§ **Exercise goal**:
The word to look for is "head". Report every line of the entries below that has it.

§ **Data provided**:
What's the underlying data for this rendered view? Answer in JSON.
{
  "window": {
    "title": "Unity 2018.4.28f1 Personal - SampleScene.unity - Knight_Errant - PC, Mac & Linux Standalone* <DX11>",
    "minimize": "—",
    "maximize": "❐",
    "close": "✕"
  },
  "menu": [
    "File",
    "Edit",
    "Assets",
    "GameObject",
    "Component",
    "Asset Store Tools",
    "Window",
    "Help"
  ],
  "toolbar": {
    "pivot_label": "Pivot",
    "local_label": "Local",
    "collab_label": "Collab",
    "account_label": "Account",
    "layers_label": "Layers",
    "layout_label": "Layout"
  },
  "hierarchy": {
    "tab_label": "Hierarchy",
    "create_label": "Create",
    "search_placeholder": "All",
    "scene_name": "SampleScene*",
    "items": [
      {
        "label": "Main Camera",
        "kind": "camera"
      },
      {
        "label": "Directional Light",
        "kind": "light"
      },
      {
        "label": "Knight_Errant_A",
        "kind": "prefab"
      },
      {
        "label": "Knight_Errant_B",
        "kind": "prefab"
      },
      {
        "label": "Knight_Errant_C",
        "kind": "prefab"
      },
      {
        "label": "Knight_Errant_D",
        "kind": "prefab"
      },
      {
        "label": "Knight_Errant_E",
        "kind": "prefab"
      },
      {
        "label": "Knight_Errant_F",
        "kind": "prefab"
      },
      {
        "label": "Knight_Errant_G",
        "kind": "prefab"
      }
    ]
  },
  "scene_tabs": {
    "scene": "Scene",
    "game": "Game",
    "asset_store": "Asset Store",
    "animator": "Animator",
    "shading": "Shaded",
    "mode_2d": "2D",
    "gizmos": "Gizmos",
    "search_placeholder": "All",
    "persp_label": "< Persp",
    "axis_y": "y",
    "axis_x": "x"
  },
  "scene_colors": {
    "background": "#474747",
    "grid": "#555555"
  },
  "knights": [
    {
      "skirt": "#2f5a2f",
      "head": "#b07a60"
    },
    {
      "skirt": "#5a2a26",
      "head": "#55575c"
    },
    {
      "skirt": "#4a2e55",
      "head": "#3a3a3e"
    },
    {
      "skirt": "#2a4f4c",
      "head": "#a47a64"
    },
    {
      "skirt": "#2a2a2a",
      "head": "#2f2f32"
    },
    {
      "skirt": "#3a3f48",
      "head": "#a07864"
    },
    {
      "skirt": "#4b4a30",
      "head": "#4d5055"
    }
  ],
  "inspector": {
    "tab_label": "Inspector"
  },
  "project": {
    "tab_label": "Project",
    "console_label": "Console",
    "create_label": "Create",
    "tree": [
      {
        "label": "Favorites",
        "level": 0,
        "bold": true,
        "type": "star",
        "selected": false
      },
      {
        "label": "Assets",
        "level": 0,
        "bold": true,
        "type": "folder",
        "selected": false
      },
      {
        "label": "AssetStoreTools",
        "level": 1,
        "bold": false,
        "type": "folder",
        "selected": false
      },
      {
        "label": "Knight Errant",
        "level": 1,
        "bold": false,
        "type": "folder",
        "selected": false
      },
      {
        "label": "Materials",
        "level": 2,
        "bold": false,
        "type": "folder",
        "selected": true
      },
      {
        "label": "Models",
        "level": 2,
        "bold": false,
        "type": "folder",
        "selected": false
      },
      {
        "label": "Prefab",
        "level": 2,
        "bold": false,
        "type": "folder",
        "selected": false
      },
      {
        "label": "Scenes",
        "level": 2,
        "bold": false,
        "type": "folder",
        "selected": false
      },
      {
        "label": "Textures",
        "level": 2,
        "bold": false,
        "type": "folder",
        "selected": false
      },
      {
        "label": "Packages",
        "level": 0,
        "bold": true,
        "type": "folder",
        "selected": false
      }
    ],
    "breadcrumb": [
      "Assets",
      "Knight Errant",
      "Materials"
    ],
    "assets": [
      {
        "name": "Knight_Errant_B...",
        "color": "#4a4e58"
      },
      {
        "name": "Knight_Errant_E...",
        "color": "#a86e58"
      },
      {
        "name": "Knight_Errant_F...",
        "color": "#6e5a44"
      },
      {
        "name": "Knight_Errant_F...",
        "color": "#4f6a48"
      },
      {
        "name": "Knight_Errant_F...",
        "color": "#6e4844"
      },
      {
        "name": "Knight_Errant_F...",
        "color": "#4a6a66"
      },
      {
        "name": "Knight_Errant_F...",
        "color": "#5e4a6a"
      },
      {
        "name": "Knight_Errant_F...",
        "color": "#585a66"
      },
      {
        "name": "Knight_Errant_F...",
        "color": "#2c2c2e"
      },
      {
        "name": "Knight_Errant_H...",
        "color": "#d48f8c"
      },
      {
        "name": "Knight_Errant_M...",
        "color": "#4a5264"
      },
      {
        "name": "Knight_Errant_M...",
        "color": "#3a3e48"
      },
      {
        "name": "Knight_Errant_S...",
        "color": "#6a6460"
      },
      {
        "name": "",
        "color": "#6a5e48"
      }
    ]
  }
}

§ **Answer for the task**:
      "head": "#b07a60"
      "head": "#55575c"
      "head": "#3a3a3e"
      "head": "#a47a64"
      "head": "#2f2f32"
      "head": "#a07864"
      "head": "#4d5055"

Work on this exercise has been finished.